[Opening Task data section]

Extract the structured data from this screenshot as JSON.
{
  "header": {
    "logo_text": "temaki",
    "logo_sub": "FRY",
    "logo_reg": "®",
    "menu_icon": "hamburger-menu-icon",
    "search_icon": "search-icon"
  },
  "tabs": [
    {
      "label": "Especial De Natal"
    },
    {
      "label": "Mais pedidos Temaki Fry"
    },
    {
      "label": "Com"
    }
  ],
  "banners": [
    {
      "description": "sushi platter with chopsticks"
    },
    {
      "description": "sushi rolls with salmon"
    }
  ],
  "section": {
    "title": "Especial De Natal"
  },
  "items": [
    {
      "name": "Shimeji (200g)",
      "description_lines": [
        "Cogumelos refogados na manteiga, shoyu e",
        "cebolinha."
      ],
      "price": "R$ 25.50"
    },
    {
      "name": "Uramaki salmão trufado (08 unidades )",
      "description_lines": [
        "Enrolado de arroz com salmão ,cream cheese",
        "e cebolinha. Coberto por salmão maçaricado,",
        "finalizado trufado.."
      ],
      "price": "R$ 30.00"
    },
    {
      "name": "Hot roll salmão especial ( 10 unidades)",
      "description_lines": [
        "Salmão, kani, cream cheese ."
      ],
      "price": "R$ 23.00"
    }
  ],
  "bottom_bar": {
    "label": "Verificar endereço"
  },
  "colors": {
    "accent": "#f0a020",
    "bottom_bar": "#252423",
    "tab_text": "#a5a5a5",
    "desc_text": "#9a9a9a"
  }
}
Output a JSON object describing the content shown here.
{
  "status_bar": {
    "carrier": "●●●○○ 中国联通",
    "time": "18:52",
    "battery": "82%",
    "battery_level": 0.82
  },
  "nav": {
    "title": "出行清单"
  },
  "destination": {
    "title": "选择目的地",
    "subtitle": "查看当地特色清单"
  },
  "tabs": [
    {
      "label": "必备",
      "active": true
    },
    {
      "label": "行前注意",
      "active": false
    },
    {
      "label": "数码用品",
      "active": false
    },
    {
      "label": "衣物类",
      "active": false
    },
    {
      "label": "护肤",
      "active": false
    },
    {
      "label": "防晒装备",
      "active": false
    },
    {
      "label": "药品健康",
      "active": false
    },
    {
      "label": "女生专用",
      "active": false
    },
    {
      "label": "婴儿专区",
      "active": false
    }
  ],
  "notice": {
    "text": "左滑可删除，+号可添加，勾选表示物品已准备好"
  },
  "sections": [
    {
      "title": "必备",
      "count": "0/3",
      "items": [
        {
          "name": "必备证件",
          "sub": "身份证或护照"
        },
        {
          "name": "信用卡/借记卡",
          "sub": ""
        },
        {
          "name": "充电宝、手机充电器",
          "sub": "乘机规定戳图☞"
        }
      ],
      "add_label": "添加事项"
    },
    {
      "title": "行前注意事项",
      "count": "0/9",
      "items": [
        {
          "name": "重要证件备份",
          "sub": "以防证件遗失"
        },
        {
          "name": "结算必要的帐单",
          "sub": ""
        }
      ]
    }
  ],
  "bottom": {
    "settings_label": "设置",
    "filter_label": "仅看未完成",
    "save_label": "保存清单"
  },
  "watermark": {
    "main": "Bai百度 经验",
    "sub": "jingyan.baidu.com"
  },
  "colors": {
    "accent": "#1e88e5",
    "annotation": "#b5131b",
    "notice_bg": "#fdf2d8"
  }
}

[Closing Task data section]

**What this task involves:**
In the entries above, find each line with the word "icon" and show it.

**Result of this task:**
    "menu_icon": "hamburger-menu-icon",
    "search_icon": "search-icon"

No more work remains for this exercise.